## TO DO
Your answer should be one number: how many lines of the data include the string "Конструктор"?

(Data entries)
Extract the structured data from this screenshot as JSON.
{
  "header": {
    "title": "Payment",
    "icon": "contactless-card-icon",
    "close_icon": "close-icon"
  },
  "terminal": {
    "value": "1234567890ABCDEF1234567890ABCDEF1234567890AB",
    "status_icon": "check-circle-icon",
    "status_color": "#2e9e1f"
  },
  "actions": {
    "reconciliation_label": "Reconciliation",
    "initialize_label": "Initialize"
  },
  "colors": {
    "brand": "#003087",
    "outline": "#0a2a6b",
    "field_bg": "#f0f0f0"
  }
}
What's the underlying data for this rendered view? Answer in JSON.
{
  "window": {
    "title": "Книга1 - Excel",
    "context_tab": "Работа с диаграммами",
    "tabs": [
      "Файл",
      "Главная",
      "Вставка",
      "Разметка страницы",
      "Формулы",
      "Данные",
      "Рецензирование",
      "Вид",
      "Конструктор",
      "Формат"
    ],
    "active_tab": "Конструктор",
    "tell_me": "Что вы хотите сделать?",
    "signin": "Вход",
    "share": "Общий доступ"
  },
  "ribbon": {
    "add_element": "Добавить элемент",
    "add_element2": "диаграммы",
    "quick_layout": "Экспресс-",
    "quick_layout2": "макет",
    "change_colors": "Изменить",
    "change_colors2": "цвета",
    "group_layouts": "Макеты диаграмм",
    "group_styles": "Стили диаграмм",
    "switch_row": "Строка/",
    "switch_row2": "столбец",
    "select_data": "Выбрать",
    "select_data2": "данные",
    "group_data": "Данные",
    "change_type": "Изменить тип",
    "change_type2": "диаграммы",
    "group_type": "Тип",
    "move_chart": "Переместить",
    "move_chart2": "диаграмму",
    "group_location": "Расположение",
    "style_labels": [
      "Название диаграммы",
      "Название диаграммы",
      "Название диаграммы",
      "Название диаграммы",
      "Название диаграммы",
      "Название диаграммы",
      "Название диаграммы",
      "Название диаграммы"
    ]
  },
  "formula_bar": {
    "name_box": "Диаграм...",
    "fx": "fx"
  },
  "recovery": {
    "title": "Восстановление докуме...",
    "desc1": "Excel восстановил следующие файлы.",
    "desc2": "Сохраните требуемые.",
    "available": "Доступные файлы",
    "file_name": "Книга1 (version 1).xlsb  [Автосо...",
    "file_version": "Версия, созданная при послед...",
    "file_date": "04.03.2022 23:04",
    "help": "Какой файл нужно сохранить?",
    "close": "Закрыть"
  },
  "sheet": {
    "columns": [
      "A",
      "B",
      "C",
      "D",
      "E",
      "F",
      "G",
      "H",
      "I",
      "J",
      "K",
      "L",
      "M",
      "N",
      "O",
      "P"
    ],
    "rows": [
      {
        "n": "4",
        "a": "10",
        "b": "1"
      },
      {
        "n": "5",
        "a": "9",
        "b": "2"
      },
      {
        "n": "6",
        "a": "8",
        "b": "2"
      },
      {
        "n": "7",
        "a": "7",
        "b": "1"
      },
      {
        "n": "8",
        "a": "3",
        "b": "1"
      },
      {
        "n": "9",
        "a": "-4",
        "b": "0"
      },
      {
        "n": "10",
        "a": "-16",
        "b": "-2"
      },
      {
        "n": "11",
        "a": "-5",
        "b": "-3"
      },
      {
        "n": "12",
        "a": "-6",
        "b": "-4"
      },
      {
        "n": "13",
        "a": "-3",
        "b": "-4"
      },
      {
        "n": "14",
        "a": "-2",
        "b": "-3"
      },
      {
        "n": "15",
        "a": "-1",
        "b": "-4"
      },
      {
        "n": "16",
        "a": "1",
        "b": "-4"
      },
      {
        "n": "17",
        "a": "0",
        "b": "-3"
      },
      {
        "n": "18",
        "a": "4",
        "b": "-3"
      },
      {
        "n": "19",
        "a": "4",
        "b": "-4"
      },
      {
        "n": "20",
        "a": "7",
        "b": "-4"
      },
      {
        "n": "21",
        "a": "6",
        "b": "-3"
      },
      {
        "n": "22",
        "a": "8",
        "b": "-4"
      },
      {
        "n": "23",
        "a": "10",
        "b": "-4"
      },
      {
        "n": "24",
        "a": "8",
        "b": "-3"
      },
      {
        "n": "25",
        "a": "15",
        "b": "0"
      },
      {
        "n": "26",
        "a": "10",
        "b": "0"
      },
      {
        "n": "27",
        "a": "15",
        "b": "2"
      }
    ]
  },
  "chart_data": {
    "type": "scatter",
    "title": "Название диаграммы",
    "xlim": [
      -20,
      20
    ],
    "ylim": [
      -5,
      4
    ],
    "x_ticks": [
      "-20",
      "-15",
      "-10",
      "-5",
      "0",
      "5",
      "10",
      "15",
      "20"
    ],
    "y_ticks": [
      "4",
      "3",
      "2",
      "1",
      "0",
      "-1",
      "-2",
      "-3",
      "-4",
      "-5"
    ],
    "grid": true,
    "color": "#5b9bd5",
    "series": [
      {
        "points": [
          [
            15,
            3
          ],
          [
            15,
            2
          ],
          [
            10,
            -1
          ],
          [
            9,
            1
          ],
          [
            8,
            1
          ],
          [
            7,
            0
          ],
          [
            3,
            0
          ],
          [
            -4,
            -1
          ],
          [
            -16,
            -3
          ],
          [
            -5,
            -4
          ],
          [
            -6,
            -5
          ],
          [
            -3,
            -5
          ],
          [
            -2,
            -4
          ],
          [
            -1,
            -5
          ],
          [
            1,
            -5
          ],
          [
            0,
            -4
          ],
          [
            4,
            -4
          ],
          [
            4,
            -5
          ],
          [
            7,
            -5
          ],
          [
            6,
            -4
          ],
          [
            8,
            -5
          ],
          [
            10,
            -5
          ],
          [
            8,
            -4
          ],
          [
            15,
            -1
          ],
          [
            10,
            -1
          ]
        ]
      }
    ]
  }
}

## ANSWER SPACE
2